** GOAL OF THE EXERCISE **
Please reproduce all of the data below exactly, leaving each picture out.

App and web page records
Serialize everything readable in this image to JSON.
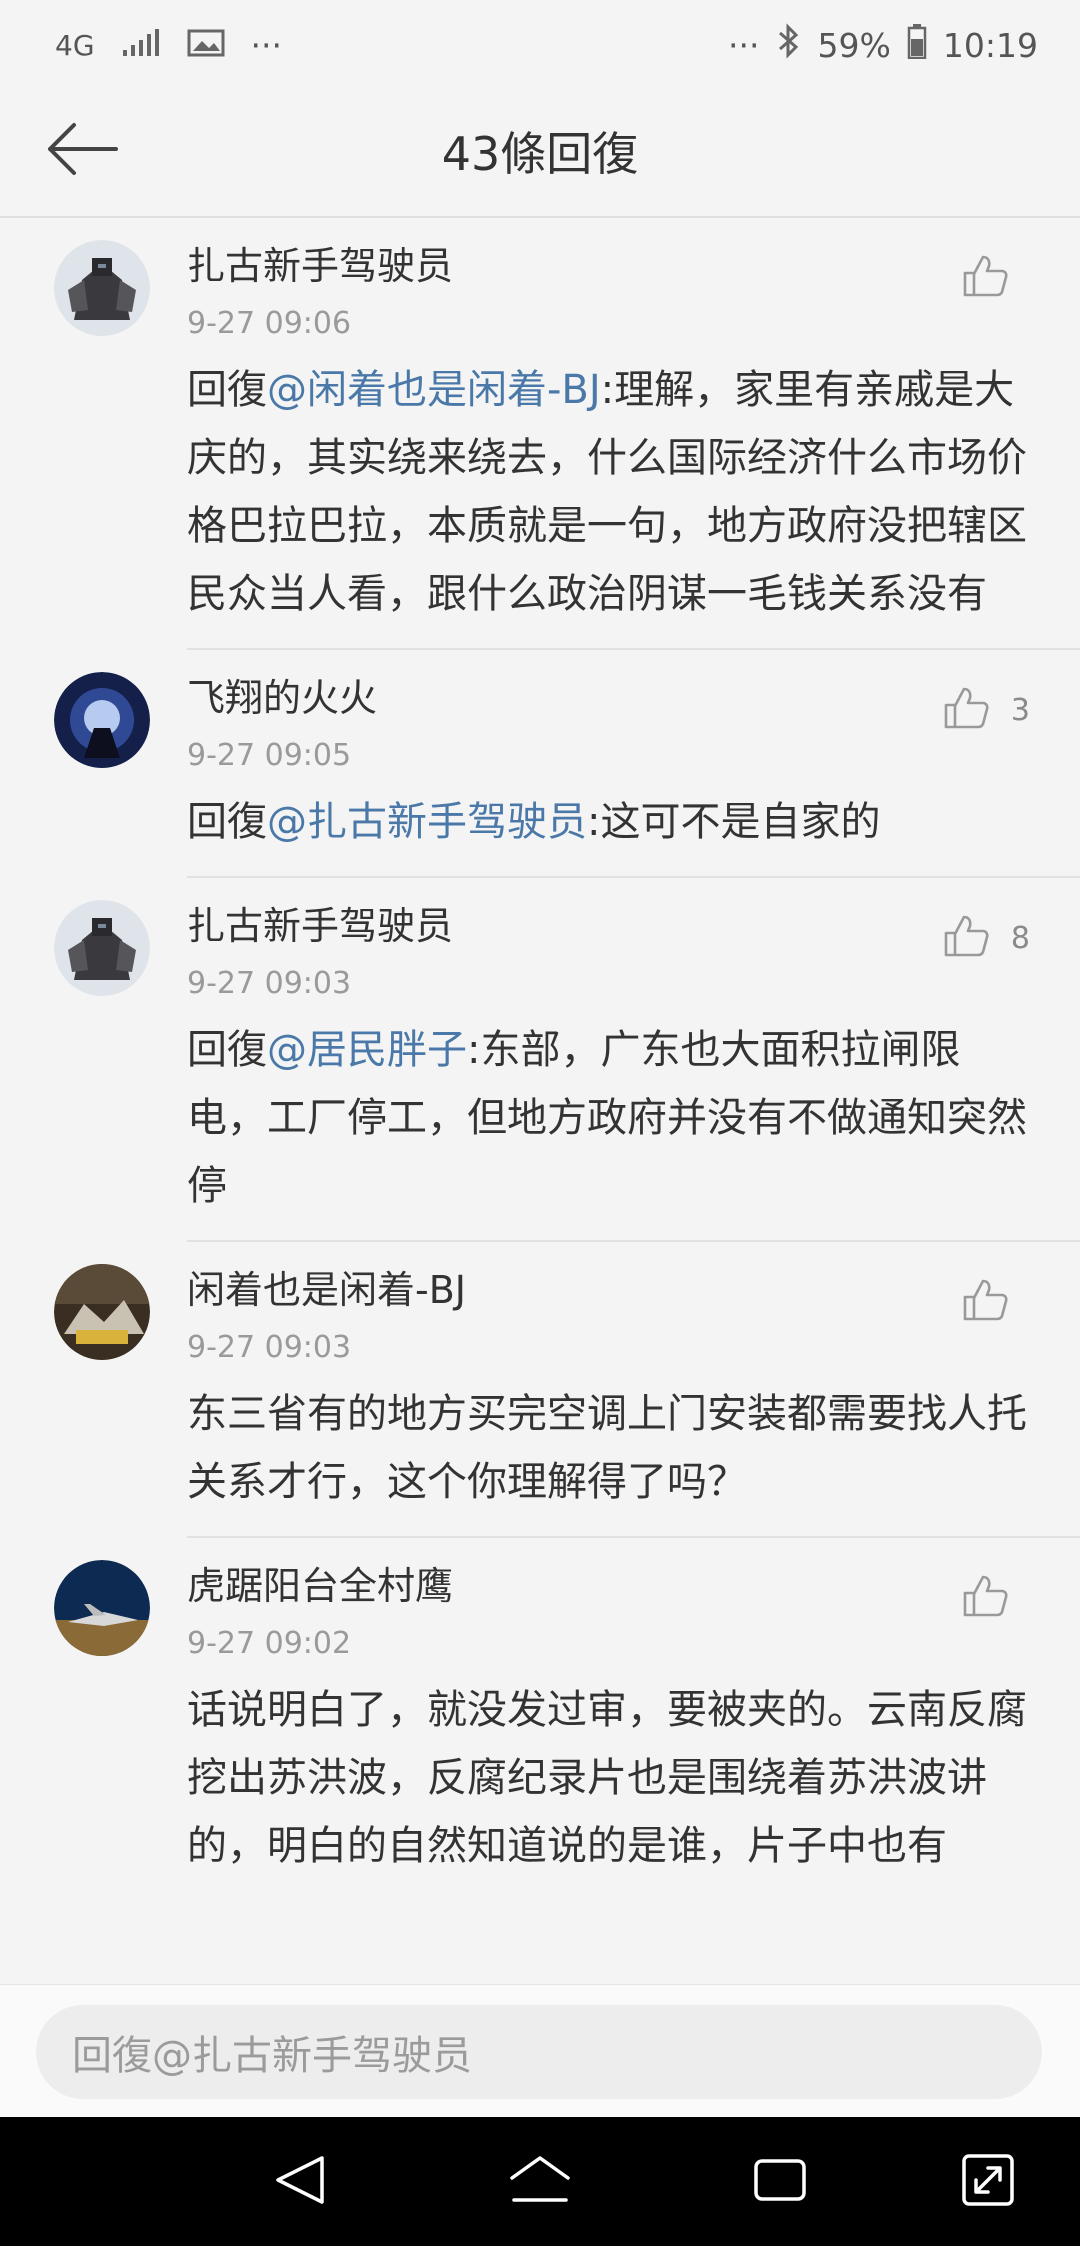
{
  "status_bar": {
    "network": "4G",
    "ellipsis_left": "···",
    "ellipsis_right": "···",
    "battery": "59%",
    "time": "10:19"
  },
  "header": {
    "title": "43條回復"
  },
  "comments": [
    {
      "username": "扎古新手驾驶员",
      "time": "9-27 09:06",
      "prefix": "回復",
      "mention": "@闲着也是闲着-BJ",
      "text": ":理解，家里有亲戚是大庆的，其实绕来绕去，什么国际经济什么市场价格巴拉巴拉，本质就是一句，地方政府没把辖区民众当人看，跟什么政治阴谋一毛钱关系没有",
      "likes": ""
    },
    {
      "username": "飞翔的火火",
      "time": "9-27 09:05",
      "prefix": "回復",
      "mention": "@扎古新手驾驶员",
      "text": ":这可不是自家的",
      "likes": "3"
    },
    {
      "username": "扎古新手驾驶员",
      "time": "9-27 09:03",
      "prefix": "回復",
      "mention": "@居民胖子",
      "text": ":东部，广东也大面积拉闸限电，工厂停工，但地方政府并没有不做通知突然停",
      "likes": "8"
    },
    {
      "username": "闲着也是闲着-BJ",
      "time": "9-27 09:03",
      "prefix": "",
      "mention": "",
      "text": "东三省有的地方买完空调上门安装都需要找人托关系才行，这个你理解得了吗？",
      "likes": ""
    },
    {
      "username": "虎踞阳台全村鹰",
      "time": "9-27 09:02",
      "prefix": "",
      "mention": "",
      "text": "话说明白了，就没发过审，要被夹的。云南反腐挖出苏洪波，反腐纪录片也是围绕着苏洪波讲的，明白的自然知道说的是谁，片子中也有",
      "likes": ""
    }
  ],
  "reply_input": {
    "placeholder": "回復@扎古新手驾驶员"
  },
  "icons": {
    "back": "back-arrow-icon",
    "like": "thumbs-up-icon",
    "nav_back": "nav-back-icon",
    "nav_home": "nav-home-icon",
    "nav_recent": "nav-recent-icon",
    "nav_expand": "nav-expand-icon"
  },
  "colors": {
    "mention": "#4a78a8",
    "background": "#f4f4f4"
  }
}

** WRITTEN SOLUTION **
Serialize everything readable in this image to JSON.
{
  "status_bar": {
    "network": "4G",
    "ellipsis_left": "···",
    "ellipsis_right": "···",
    "battery": "59%",
    "time": "10:19"
  },
  "header": {
    "title": "43條回復"
  },
  "comments": [
    {
      "username": "扎古新手驾驶员",
      "time": "9-27 09:06",
      "prefix": "回復",
      "mention": "@闲着也是闲着-BJ",
      "text": ":理解，家里有亲戚是大庆的，其实绕来绕去，什么国际经济什么市场价格巴拉巴拉，本质就是一句，地方政府没把辖区民众当人看，跟什么政治阴谋一毛钱关系没有",
      "likes": ""
    },
    {
      "username": "飞翔的火火",
      "time": "9-27 09:05",
      "prefix": "回復",
      "mention": "@扎古新手驾驶员",
      "text": ":这可不是自家的",
      "likes": "3"
    },
    {
      "username": "扎古新手驾驶员",
      "time": "9-27 09:03",
      "prefix": "回復",
      "mention": "@居民胖子",
      "text": ":东部，广东也大面积拉闸限电，工厂停工，但地方政府并没有不做通知突然停",
      "likes": "8"
    },
    {
      "username": "闲着也是闲着-BJ",
      "time": "9-27 09:03",
      "prefix": "",
      "mention": "",
      "text": "东三省有的地方买完空调上门安装都需要找人托关系才行，这个你理解得了吗？",
      "likes": ""
    },
    {
      "username": "虎踞阳台全村鹰",
      "time": "9-27 09:02",
      "prefix": "",
      "mention": "",
      "text": "话说明白了，就没发过审，要被夹的。云南反腐挖出苏洪波，反腐纪录片也是围绕着苏洪波讲的，明白的自然知道说的是谁，片子中也有",
      "likes": ""
    }
  ],
  "reply_input": {
    "placeholder": "回復@扎古新手驾驶员"
  },
  "icons": {
    "back": "back-arrow-icon",
    "like": "thumbs-up-icon",
    "nav_back": "nav-back-icon",
    "nav_home": "nav-home-icon",
    "nav_recent": "nav-recent-icon",
    "nav_expand": "nav-expand-icon"
  },
  "colors": {
    "mention": "#4a78a8",
    "background": "#f4f4f4"
  }
}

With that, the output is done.